== Assignment ==
Will you output the entries below exactly, skipping every image they contain?

== Data extracts ==

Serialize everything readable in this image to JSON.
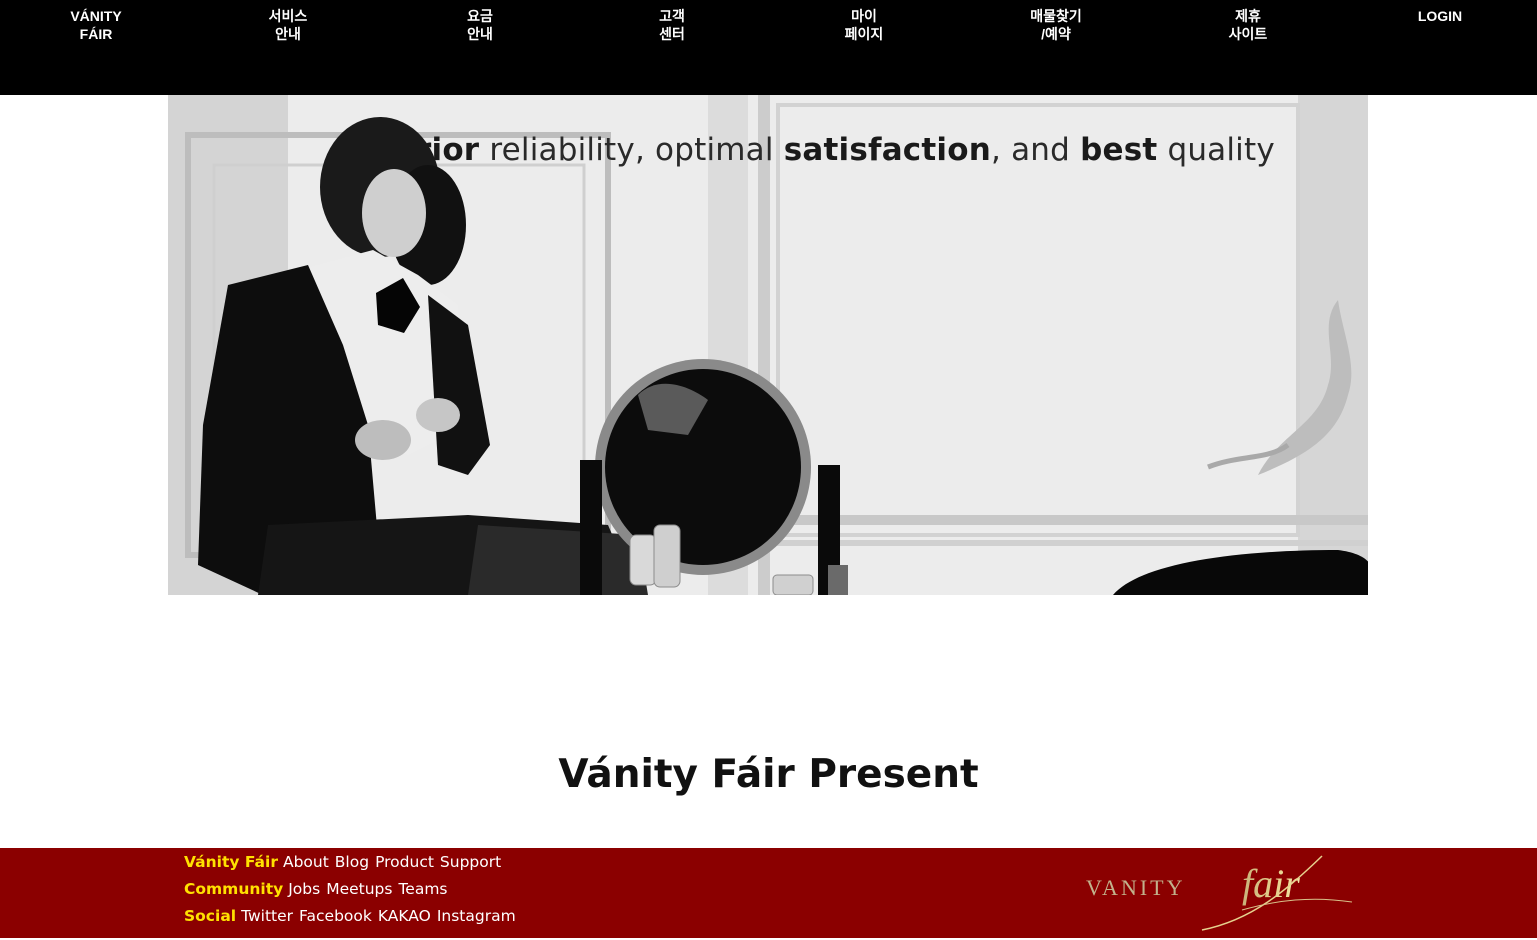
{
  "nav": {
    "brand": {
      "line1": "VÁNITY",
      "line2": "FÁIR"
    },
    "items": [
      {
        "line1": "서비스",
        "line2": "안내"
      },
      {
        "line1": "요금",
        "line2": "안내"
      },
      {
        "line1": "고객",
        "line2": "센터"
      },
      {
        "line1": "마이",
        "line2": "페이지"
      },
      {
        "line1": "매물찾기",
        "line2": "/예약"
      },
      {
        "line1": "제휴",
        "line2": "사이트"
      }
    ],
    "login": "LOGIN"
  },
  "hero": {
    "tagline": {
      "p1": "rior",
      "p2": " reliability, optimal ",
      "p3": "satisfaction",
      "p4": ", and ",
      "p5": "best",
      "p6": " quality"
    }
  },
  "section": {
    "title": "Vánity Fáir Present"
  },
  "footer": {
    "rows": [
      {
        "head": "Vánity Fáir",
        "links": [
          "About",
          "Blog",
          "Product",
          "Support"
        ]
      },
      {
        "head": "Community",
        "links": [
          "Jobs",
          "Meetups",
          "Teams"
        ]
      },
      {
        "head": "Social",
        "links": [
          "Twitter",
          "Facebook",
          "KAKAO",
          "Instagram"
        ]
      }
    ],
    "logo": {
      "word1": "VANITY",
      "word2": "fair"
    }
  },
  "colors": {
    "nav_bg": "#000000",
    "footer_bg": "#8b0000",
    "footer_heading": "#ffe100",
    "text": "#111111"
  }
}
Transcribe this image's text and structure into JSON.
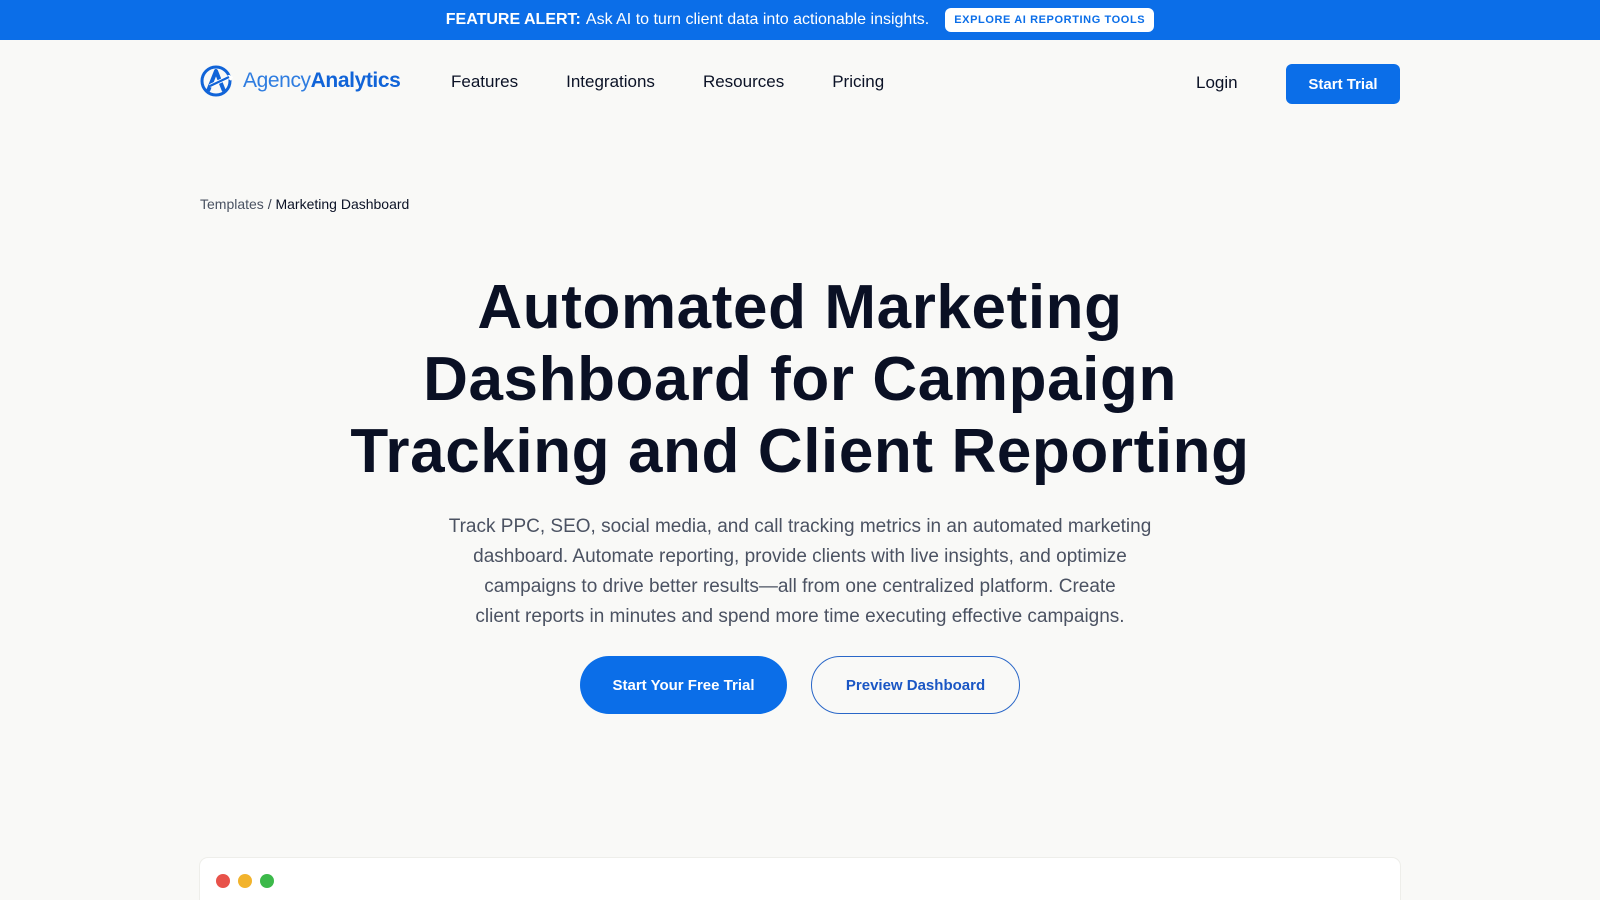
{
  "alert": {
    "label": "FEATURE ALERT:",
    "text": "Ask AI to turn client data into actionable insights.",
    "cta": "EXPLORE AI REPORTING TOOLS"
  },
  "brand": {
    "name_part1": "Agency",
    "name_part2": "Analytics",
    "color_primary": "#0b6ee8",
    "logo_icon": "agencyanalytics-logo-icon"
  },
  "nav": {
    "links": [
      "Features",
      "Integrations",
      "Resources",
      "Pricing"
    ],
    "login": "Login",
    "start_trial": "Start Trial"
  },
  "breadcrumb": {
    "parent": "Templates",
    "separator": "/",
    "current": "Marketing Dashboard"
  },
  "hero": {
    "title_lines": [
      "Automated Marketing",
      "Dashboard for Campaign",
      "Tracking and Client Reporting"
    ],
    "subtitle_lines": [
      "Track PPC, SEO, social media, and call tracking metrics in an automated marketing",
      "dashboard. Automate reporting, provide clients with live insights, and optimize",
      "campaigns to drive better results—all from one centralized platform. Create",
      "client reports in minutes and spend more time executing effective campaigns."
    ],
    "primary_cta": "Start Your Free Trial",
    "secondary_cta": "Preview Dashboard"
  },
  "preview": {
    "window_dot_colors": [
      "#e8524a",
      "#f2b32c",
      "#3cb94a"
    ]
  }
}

== Expected output ==
Serialize everything readable in this image to JSON.
{
  "nav": {
    "brand": {
      "line1": "VÁNITY",
      "line2": "FÁIR"
    },
    "items": [
      {
        "line1": "서비스",
        "line2": "안내"
      },
      {
        "line1": "요금",
        "line2": "안내"
      },
      {
        "line1": "고객",
        "line2": "센터"
      },
      {
        "line1": "마이",
        "line2": "페이지"
      },
      {
        "line1": "매물찾기",
        "line2": "/예약"
      },
      {
        "line1": "제휴",
        "line2": "사이트"
      }
    ],
    "login": "LOGIN"
  },
  "hero": {
    "tagline": {
      "p1": "rior",
      "p2": " reliability, optimal ",
      "p3": "satisfaction",
      "p4": ", and ",
      "p5": "best",
      "p6": " quality"
    }
  },
  "section": {
    "title": "Vánity Fáir Present"
  },
  "footer": {
    "rows": [
      {
        "head": "Vánity Fáir",
        "links": [
          "About",
          "Blog",
          "Product",
          "Support"
        ]
      },
      {
        "head": "Community",
        "links": [
          "Jobs",
          "Meetups",
          "Teams"
        ]
      },
      {
        "head": "Social",
        "links": [
          "Twitter",
          "Facebook",
          "KAKAO",
          "Instagram"
        ]
      }
    ],
    "logo": {
      "word1": "VANITY",
      "word2": "fair"
    }
  },
  "colors": {
    "nav_bg": "#000000",
    "footer_bg": "#8b0000",
    "footer_heading": "#ffe100",
    "text": "#111111"
  }
}
Transcribe this image's text and structure into JSON.
{
  "alert": {
    "label": "FEATURE ALERT:",
    "text": "Ask AI to turn client data into actionable insights.",
    "cta": "EXPLORE AI REPORTING TOOLS"
  },
  "brand": {
    "name_part1": "Agency",
    "name_part2": "Analytics",
    "color_primary": "#0b6ee8",
    "logo_icon": "agencyanalytics-logo-icon"
  },
  "nav": {
    "links": [
      "Features",
      "Integrations",
      "Resources",
      "Pricing"
    ],
    "login": "Login",
    "start_trial": "Start Trial"
  },
  "breadcrumb": {
    "parent": "Templates",
    "separator": "/",
    "current": "Marketing Dashboard"
  },
  "hero": {
    "title_lines": [
      "Automated Marketing",
      "Dashboard for Campaign",
      "Tracking and Client Reporting"
    ],
    "subtitle_lines": [
      "Track PPC, SEO, social media, and call tracking metrics in an automated marketing",
      "dashboard. Automate reporting, provide clients with live insights, and optimize",
      "campaigns to drive better results—all from one centralized platform. Create",
      "client reports in minutes and spend more time executing effective campaigns."
    ],
    "primary_cta": "Start Your Free Trial",
    "secondary_cta": "Preview Dashboard"
  },
  "preview": {
    "window_dot_colors": [
      "#e8524a",
      "#f2b32c",
      "#3cb94a"
    ]
  }
}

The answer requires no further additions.